Latino recommends manufacturers take a combination approach. “I would recommend Opportunity Analysis (OA) training, Root Cause Analysis (RCA) training, and Human Error Reduction Techniques (HERT) training.” Specifics of these training opportunities include:
Opportunity Analysis (OA) is a focusing and prioritizing tool similar to a Failure Modes and Effects Analysis (FMEA). The OA is different from traditional FMEA because it is looking at a historical snapshot. OA uncovers the kinds of incidents that have occurred over a year’s time and the impact of those events to the organization. The events are prioritized and sorted from largest to least impact.
Knowing the proper way to conduct an OA will provide knowledge to the facility about bodily injury types that happen most often, environmental mishap types and impacts, kinds of unsafe conditions that exist in the facility, etc.
Root Cause Analysis (RCA) is a rigorous problem-solving tool designed to get down into the system issues where the true root causes of incidents are located. Often safety incident investigations are focused more on compliance than solution. This is understandable because a facility must be in compliance with the law. Using a solid RCA approach can eliminate the incident’s mechanism so it will not be possible for reccurrence, which often goes beyond compliance.
Training employees in RCA will give them the ability to create a factual problem definition. The problem definition is comprised of the Event and the Modes that contributed to causing the Event. By starting with facts, the analysis will end with root causes that are also facts. The result is the recommendations written to solve the root causes will be effective corrections for eliminating the incident mechanism.
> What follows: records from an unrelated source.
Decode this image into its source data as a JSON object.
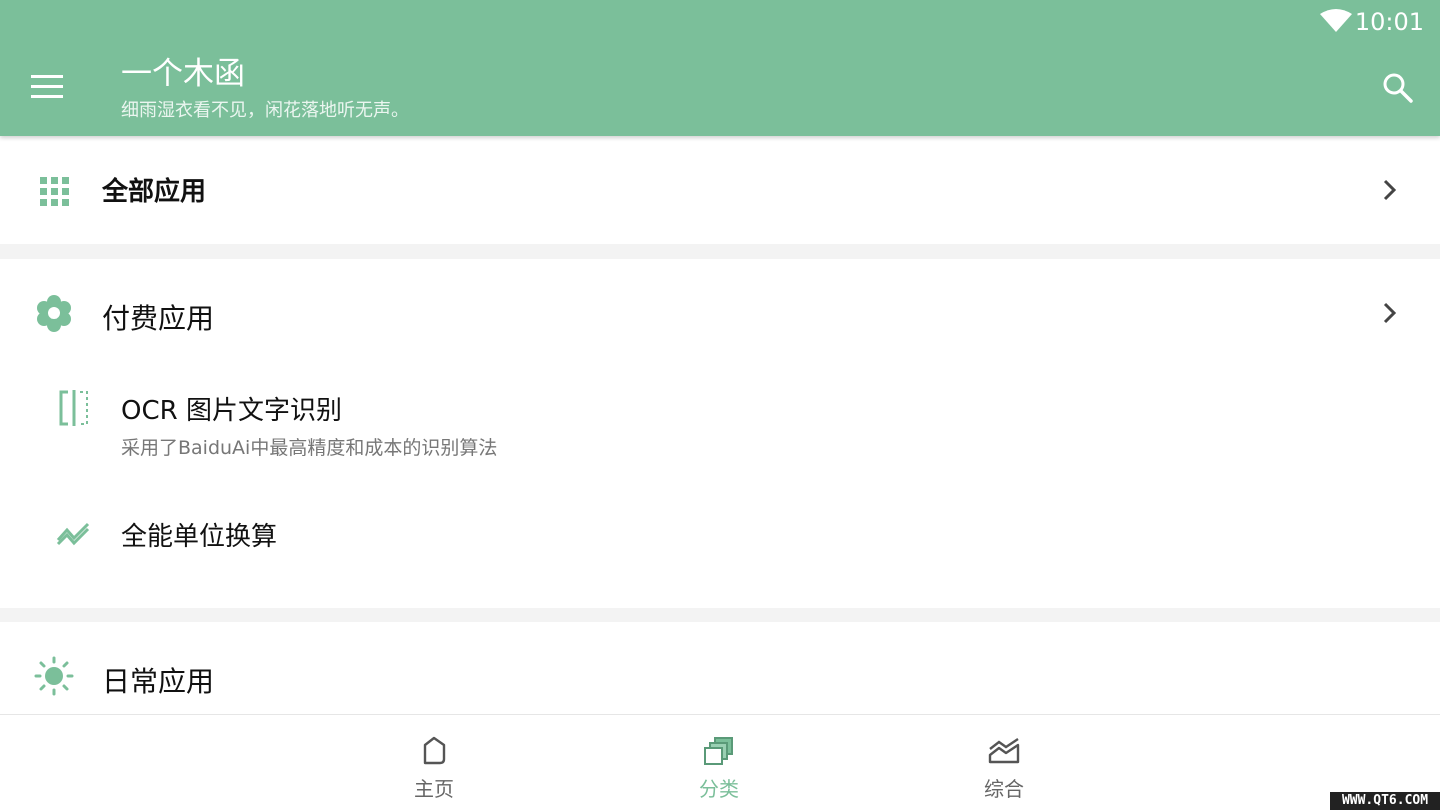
{
  "status": {
    "time": "10:01",
    "wifi_icon": "wifi-icon"
  },
  "appbar": {
    "title": "一个木函",
    "subtitle": "细雨湿衣看不见，闲花落地听无声。",
    "menu_icon": "menu-icon",
    "search_icon": "search-icon",
    "color": "#7bbf9a"
  },
  "categories": {
    "all": {
      "label": "全部应用",
      "icon": "grid-icon"
    },
    "paid": {
      "label": "付费应用",
      "icon": "flower-icon",
      "items": [
        {
          "title": "OCR 图片文字识别",
          "desc": "采用了BaiduAi中最高精度和成本的识别算法",
          "icon": "ocr-scan-icon"
        },
        {
          "title": "全能单位换算",
          "desc": "",
          "icon": "trend-icon"
        }
      ]
    },
    "daily": {
      "label": "日常应用",
      "icon": "sun-icon"
    }
  },
  "bottom_nav": [
    {
      "label": "主页",
      "icon": "home-icon",
      "active": false
    },
    {
      "label": "分类",
      "icon": "category-icon",
      "active": true
    },
    {
      "label": "综合",
      "icon": "chart-icon",
      "active": false
    }
  ],
  "colors": {
    "accent": "#7bbf9a",
    "inactive": "#666666"
  },
  "watermark": "WWW.QT6.COM"
}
Using the RCA tool to solve the incidents with the highest impact from the OA will provide a safer work environment for employees, which will reduce the incident rate.
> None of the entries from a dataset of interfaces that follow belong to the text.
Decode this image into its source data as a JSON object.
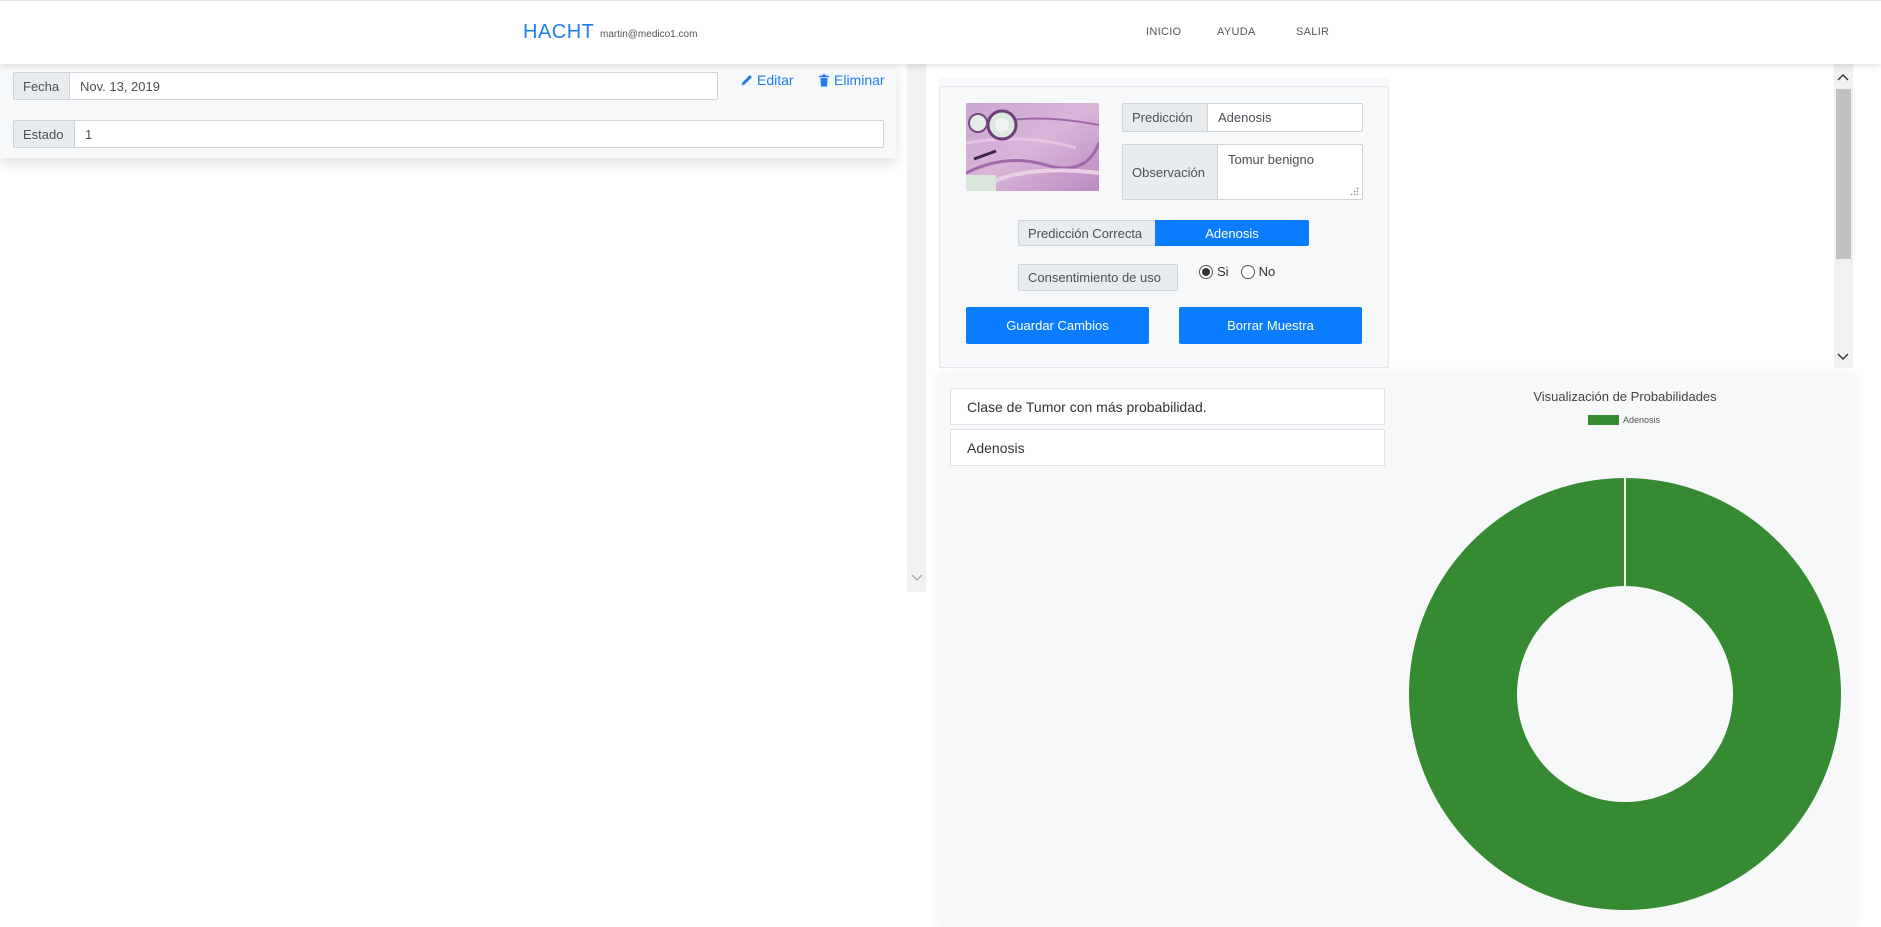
{
  "navbar": {
    "brand": "HACHT",
    "user_email": "martin@medico1.com",
    "links": [
      "INICIO",
      "AYUDA",
      "SALIR"
    ]
  },
  "record": {
    "fecha_label": "Fecha",
    "fecha_value": "Nov. 13, 2019",
    "estado_label": "Estado",
    "estado_value": "1",
    "edit_label": "Editar",
    "delete_label": "Eliminar"
  },
  "sample": {
    "prediccion_label": "Predicción",
    "prediccion_value": "Adenosis",
    "observacion_label": "Observación",
    "observacion_value": "Tomur benigno",
    "prediccion_correcta_label": "Predicción Correcta",
    "prediccion_correcta_value": "Adenosis",
    "consentimiento_label": "Consentimiento de uso",
    "consent_options": [
      {
        "label": "Si",
        "checked": true
      },
      {
        "label": "No",
        "checked": false
      }
    ],
    "save_button": "Guardar Cambios",
    "delete_button": "Borrar Muestra"
  },
  "results": {
    "class_heading": "Clase de Tumor con más probabilidad.",
    "class_value": "Adenosis"
  },
  "chart_data": {
    "type": "pie",
    "title": "Visualización de Probabilidades",
    "categories": [
      "Adenosis"
    ],
    "values": [
      100
    ],
    "colors": [
      "#368a31"
    ],
    "donut": true,
    "legend_position": "top"
  },
  "icons": {
    "edit": "pencil-icon",
    "delete": "trash-icon",
    "resize": "resize-grip-icon",
    "scroll_up": "chevron-up-icon",
    "scroll_down": "chevron-down-icon"
  }
}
Organizations that are effective in using the RCA tool know the human element is always involved in the chain of events that led to an incident. The point of human intervention is a juncture all investigators pay close attention to because human errors of omission and commission are prevalent in all investigations. Human error in the RCA process is termed as "human root causes."
Human Error Reduction Techniques (HERT) is designed to teach employees about the top-ten human error traps. When individuals unknowingly get caught in a human error trap the result is usually an accident or injury. HERT training identifies key junctures where people become vulnerable to a higher probability of making a decision error.